South African Brad Binder stormed to his first world championship at Aragon, finishing 2nd, which meant that no matter what the results of the remaining races are, he is guaranteed to stay at the top of the championship standings. In this tribute, I take you through the journey through the ranks that Brad has endured, but also what this means for his country. Enjoy!
“Bradical” Binder began his journey to world champion as a Red Bull Rookie in 2009, making steady progress before 2012 and his first full time entry onto the world stage with RW Racing GP. He took 24 points in a solid rookie season – using that as a foundation for the year after as he moved to Ambrogio Racing and ended the year 13th in the title, ready for the next step: get on the podium.
2014 was the year Binder first enjoyed the taste of cava on the world championship stage with two rostrum finishes, setting the scene for a move to Red Bull KTM Ajo, with the South African ready to join a team so often a title-challenger in the lower class.
Beginning 2016 with three podiums in a row and a pole position in Argentina, the fuse on his championship challenge was really lit at the Spanish Grand Prix in Jerez, in which he took his maiden win. Starting from the back of the grid after a technical infringement, the South African fought his way back through with almost unbelievable aggression and speed, soon heading the second group and on the way to catching the front freight train in the Moto3™ battle. Arriving with laps to spare, the 2016 Moto3™world champion then passed his rivals and tucked back in – taking the victory with a comfortable margin and announcing his intentions for the year. With his first win under his belt, Binder’s success simply continued to roll, winning the two subsequent races and suffering only one DNF in wet conditions in Brno; crashing out the lead in the Czech GP proving the only blot on his 2016 record.

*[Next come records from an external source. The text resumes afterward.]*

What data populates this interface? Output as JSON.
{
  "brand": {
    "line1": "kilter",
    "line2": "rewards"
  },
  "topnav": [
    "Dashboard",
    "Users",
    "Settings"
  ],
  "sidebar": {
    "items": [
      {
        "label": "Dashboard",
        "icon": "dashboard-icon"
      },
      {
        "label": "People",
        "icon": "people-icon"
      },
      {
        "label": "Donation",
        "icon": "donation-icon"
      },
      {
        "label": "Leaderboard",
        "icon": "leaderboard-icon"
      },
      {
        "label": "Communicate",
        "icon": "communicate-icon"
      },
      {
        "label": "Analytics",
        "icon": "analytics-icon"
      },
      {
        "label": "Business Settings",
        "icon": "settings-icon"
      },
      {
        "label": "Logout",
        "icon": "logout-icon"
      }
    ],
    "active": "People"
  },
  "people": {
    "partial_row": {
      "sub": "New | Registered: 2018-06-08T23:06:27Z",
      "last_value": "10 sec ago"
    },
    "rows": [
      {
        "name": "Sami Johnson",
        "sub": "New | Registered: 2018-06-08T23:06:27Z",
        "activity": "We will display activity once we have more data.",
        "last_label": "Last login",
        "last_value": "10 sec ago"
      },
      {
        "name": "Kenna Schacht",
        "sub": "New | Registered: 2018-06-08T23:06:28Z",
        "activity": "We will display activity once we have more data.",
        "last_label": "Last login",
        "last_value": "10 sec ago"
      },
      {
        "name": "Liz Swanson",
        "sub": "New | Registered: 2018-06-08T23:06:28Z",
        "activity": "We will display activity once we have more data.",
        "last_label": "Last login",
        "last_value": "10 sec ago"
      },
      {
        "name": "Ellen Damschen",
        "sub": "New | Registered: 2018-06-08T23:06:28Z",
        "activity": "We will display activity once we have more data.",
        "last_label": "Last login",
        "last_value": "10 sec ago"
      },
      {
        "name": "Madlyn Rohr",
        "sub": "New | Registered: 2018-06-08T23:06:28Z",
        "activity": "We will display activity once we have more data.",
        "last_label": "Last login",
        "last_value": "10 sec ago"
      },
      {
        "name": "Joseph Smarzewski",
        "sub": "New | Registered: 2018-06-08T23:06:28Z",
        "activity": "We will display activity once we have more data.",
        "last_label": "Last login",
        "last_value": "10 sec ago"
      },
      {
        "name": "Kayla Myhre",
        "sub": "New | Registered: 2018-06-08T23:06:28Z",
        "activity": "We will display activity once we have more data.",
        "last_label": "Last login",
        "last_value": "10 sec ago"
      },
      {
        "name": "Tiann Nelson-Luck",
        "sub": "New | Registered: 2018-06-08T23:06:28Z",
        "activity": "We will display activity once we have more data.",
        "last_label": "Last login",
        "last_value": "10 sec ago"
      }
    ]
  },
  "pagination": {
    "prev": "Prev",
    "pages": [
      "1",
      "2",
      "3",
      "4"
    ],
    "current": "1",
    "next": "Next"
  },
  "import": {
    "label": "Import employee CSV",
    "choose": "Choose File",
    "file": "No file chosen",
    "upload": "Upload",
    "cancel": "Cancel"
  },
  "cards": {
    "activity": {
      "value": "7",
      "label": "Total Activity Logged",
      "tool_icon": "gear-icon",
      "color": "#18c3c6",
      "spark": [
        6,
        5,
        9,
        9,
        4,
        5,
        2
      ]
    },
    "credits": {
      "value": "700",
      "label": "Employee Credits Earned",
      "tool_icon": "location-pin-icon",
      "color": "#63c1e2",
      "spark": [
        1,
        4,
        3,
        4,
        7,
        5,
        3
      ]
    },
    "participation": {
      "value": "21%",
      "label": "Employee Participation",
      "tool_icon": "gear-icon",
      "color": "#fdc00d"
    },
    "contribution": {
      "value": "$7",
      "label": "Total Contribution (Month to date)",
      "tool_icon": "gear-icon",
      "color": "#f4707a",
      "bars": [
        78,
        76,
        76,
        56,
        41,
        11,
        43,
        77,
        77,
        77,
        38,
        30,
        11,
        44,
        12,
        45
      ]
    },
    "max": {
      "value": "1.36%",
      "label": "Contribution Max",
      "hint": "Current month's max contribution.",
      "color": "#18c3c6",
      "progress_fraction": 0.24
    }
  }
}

Four more wins and a stunning 106 point margin upon arrival to the Gran Premio Movistar de Aragon in September saw Binder with his first mathematical shot at the title – and the odds were not long.
Qualifying in P7 and then keeping his cool despite the crown waiting for him at the finish line, Binder raced the only way he knows how – to win. With Bastianini and Navarro initially breaking away at the front, the South African kept himself in the battle and laid it on the line into the final corner – not quite enough for the victory, but more than enough for the championship as he crossed the line only 0.030 off winner Navarro. He may not have won the battle, but he has convincingly won the war.
Binder is the first man ever to be crowned at MotorLand Aragon, becoming the third South African champion in history after one of the most incredible title campaigns in recent seasons.
But just how much does this mean? Binder is the first South African champion since Jon Ekerold in 1980 in the 350cc class to win a title. Back in them days, many circuits were laced with trees and some, in particularly Imatra in Finland, featured things that would instantly halt a Grand Prix from taking place today, such as railway lines. The gaps in the modern era are almost invisible. One week you can be leading, the next you can be battling for points. And this is what makes Binder’s title special. He finished on the podium seven times from the first nine races, crashed out just once (at Brno), but since, hasn’t finished lower than 2nd! To keep this kind of form in the current era of motorcycle racing doesn’t just make you a great rider, it makes you one of the best in the world. He won in big battles, he’s won from the back of the grid, he finished in the top three in tricky conditions and he has set some incredibly fast lap times to grab pole position on Saturday afternoons too.
However, this world title goes further than our sport. He is one of just two full time riders from the continent of Africa – the other is his own brother! There is no longer a South African Grand Prix and if we are honest, South Africa sadly doesn’t get many positive headlines in the news. This means that, for one day at least, South Africa can raise a glass of their finest wine and throw one of their famous barbeques and celebrate in true, South African style as they worship their hero.
A continent that is almost totally switched off from any sort of interaction with the Western World; a continent that is one of the most politically unstable in the world, can finally breathe a sigh of relief as they realise that there is something worth shouting about. Africa is often painted as a continent where only disease exists and where the only kind of law enforcement is child militia groups. Africa is also a continent tainted with chronic environmental issues and many countries suffer from incredibly volatile governments. People either see Africa as a tourist hot-spot, where only countries like Morocco and Egypt exist, or as one huge piece of land that is nothing of any importance.
However, I, as I hope do you readers, see it as something completely different. I see it as one of the most resilient continents, as well as one which houses natural beauty and hospitable excellence. And it is that Africa, that I want people to think about. It is that Africa, that I want people to think “Brad Binder comes from there”, because he has done not just his country proud, but his whole continent proud too.
Kiko Giles @MotoGPKiko